Clifton Snider wrote a very interesting essay entitled "On the Loom of Sorrow": Eros and Logos in Oscar Wilde's Fairy Tales where I found a reference to one of Oscar Wilde's fairy tales, "The Nightingale and the Rose."
The essence of the story is that a young man falls in love with a beautiful young woman, who promises to dance with him all night long if he brings her a red rose. A nightingale hears the bargain and senses that this is the true love of which she sings about night after night, so she offers to procure the red rose for the young man.

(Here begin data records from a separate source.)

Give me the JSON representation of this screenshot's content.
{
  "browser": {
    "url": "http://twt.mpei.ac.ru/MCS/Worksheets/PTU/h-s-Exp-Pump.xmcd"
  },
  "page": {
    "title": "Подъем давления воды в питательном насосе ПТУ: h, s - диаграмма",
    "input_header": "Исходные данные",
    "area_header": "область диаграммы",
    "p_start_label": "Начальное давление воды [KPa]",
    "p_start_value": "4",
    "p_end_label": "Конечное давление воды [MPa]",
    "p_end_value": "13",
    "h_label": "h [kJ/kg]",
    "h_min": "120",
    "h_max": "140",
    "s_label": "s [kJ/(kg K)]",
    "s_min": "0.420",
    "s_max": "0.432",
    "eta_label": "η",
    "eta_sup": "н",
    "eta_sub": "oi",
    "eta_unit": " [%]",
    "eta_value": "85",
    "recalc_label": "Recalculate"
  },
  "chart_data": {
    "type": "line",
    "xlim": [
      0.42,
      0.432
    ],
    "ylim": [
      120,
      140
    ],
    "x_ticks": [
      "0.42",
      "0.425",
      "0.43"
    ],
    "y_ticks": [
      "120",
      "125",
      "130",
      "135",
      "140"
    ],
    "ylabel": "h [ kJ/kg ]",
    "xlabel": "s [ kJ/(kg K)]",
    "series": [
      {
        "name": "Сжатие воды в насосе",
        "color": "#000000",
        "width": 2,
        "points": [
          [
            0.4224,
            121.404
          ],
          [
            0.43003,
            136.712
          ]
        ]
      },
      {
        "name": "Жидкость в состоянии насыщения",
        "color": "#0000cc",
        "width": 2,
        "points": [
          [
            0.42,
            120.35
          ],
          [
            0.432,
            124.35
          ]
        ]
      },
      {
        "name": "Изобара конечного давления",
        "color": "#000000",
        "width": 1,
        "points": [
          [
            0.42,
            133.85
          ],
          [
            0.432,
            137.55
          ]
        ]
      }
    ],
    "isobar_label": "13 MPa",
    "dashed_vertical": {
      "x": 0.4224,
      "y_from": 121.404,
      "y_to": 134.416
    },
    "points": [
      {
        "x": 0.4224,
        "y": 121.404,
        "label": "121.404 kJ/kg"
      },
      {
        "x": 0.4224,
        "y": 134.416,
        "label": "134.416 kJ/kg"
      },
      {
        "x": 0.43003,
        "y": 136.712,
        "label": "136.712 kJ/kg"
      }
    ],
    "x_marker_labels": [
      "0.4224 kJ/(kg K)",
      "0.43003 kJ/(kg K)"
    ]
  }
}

Fairy tales usually operate on the rule of three, and Wilde's is no different. The nightingale approaches three different rose bushes: the first bears only white roses, the second, yellow, and while the third bush is indeed a red rose tree, because of a harsh winter, it can produce no flowers.
However, all is not lost. The rose bush tells the nightingale that a red rose can be created.
If you want a red rose [...] you must build it out of music by moonlight, and stain it with your own heart's blood. You must sing to me with your breast against a thorn. All night long you must sing to me and the thorn must pierce your heart, and your life-blood must flow into my veins, and become mine.
I loved the imagery of Wilde's fairy tale and kept this passage by me while I wrote the climax of Garden in Umber.